**YOUR ASSIGNMENT:**
Filter this material down to the lines that contain the string "Archive", and return those lines.
——————————
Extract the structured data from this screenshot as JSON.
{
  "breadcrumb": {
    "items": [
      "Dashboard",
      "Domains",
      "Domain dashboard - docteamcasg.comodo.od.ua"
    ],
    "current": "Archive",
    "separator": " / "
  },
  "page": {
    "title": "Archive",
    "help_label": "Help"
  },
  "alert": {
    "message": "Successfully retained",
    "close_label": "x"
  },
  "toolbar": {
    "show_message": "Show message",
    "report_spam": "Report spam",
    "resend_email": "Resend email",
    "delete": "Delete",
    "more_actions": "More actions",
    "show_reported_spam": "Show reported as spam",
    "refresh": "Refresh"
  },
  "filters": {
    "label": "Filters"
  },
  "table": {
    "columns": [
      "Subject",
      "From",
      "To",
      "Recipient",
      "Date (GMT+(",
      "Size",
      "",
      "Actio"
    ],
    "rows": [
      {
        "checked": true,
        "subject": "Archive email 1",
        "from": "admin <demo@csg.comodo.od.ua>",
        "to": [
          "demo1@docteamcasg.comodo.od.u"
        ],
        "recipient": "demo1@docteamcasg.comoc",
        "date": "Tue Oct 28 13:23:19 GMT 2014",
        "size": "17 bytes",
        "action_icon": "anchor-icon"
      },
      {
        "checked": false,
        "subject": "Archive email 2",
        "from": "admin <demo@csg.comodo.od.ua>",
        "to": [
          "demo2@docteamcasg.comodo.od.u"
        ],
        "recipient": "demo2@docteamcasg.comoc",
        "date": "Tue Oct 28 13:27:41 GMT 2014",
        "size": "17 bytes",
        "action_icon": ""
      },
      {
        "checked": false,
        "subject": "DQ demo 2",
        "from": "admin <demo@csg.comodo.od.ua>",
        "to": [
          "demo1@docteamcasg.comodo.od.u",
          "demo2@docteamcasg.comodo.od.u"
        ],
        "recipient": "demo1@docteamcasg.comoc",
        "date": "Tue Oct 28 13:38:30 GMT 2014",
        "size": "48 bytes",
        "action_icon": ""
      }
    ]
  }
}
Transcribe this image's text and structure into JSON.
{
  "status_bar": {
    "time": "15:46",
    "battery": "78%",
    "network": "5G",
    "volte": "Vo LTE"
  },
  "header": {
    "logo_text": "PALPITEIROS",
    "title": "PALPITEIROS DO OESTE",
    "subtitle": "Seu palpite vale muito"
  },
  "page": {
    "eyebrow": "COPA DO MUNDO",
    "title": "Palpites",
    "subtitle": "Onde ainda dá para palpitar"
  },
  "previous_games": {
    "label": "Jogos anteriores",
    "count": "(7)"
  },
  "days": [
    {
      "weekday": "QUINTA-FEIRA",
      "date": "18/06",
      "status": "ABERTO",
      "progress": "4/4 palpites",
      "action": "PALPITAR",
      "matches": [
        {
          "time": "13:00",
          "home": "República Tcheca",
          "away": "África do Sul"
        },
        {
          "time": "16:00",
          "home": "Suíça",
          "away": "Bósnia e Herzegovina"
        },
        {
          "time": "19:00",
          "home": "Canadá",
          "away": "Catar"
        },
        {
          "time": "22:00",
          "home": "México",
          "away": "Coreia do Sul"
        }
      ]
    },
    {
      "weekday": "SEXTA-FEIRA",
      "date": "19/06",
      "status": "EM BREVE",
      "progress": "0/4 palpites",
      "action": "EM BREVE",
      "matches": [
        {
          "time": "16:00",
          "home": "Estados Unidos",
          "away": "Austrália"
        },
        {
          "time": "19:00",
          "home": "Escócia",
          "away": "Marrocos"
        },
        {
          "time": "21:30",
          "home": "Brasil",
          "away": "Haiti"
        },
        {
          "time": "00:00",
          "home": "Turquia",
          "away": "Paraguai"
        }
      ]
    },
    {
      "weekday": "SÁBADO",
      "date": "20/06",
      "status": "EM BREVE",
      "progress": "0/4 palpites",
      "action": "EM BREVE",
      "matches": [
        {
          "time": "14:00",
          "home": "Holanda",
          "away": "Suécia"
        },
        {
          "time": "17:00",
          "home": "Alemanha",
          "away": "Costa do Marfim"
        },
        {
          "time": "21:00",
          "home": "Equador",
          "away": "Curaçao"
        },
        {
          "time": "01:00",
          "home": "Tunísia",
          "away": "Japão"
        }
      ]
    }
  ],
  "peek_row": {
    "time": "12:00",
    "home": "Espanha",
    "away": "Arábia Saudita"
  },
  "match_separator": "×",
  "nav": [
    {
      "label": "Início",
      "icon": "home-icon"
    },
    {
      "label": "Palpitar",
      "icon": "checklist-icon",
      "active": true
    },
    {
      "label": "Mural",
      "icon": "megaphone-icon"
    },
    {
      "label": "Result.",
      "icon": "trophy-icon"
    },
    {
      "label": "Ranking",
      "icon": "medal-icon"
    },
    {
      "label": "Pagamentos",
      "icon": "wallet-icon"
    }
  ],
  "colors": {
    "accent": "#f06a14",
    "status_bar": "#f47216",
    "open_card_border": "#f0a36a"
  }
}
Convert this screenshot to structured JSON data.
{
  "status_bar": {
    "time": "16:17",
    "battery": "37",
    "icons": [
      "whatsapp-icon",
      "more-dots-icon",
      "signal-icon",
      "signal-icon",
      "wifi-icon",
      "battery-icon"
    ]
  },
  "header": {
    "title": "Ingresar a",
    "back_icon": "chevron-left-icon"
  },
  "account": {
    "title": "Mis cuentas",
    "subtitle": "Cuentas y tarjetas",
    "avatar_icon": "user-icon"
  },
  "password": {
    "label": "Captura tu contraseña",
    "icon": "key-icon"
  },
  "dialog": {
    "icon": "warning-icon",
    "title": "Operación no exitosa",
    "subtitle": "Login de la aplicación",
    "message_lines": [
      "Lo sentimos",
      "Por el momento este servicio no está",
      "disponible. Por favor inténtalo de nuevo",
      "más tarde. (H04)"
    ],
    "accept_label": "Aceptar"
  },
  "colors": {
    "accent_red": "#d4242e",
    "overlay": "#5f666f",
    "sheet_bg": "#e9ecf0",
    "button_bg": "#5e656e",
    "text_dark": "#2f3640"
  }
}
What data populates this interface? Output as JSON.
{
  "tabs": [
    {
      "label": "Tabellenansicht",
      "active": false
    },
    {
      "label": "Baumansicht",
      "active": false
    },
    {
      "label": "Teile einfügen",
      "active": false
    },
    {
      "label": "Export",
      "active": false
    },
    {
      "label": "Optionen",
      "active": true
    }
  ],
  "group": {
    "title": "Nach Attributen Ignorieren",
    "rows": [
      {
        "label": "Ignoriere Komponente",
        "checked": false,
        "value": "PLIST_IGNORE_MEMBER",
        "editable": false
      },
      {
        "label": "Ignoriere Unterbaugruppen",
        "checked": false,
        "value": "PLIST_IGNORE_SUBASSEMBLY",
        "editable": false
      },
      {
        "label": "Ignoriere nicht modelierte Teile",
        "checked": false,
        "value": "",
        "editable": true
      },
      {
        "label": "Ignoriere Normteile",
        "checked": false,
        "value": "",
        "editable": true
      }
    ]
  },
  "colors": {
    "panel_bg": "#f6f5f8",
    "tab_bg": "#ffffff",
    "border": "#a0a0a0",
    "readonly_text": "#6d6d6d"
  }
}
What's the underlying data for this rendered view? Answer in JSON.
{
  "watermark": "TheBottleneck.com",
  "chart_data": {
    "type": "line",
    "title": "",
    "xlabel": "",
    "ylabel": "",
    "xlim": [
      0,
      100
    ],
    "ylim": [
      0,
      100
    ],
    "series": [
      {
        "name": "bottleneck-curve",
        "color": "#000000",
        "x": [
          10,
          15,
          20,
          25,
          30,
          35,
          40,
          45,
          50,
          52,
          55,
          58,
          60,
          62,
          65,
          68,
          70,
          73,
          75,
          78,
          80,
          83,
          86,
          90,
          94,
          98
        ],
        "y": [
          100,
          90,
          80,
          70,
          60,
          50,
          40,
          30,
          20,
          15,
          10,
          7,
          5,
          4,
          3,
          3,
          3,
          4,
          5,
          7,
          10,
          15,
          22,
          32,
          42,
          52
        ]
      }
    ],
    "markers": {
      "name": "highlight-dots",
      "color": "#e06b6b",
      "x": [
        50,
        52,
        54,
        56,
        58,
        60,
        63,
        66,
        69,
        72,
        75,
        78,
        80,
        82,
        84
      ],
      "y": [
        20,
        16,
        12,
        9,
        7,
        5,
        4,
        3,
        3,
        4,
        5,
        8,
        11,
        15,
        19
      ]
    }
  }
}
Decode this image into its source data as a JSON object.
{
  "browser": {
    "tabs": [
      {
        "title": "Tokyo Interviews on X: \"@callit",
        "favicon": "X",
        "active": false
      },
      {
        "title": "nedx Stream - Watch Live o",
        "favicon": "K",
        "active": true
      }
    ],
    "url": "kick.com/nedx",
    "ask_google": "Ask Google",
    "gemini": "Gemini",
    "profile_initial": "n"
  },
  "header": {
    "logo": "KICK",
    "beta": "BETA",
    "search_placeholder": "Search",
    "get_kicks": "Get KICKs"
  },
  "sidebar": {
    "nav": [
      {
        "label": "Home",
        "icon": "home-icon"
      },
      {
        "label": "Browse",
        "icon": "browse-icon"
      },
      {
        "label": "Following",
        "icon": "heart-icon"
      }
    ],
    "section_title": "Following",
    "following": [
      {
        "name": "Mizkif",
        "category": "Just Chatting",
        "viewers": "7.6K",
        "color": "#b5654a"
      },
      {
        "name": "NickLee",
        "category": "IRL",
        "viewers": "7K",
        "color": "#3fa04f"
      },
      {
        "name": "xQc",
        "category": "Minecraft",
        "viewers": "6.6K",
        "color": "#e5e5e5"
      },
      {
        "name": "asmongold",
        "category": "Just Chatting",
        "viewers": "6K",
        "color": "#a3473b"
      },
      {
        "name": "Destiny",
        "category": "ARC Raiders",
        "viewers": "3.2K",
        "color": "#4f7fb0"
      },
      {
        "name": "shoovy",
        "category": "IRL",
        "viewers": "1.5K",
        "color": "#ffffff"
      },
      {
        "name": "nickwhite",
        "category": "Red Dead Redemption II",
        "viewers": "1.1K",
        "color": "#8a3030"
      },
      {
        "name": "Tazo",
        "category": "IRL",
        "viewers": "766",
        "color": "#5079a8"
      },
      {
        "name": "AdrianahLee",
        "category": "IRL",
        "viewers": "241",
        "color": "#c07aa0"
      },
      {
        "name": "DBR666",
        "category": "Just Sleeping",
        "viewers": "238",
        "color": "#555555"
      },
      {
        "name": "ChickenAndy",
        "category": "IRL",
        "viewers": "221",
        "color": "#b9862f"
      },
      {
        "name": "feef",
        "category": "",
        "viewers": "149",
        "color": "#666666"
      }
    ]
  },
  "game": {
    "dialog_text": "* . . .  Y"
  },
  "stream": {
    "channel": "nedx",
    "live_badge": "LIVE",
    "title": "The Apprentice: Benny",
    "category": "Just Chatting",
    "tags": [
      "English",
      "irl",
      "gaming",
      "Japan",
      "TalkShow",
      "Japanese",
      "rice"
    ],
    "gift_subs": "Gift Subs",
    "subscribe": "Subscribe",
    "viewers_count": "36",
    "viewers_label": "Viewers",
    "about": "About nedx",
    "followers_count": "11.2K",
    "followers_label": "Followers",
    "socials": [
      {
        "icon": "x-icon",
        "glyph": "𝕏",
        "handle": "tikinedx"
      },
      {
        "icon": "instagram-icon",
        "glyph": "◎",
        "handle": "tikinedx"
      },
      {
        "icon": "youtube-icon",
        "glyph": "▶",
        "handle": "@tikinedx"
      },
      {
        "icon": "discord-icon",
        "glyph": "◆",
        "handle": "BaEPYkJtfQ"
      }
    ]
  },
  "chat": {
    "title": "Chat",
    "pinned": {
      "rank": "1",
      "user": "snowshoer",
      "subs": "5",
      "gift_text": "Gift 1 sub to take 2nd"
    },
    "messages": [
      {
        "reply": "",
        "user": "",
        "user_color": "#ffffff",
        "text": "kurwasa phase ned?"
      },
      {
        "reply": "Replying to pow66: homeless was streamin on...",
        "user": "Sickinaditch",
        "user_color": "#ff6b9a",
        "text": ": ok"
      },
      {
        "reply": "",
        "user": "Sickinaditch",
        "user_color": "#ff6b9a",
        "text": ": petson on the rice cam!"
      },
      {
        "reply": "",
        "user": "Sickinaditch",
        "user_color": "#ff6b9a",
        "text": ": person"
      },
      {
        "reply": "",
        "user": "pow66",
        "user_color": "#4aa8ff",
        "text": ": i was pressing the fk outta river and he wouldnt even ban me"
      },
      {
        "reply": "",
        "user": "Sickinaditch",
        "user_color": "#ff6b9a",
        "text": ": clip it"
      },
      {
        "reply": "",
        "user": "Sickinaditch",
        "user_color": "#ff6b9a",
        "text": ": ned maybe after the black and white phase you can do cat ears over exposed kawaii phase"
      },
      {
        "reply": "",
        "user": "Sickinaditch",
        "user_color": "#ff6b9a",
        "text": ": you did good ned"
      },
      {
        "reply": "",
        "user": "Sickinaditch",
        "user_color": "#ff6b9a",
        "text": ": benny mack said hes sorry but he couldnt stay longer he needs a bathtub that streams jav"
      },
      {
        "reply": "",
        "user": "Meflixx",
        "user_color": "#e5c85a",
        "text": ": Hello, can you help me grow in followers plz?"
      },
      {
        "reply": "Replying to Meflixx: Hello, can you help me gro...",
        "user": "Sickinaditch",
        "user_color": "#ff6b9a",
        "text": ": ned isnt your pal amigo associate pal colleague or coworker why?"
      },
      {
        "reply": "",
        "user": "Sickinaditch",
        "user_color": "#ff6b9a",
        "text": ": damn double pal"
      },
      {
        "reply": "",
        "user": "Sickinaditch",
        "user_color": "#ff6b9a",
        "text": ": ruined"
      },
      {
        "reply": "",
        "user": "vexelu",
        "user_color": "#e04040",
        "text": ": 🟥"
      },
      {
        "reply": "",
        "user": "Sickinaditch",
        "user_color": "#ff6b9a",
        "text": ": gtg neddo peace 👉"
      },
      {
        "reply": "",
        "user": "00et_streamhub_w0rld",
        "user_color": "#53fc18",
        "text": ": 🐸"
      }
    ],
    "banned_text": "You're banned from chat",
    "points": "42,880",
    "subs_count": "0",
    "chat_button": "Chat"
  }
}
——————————
**REPLY TO THE TASK:**
    "current": "Archive",
    "title": "Archive",
        "subject": "Archive email 1",
        "subject": "Archive email 2",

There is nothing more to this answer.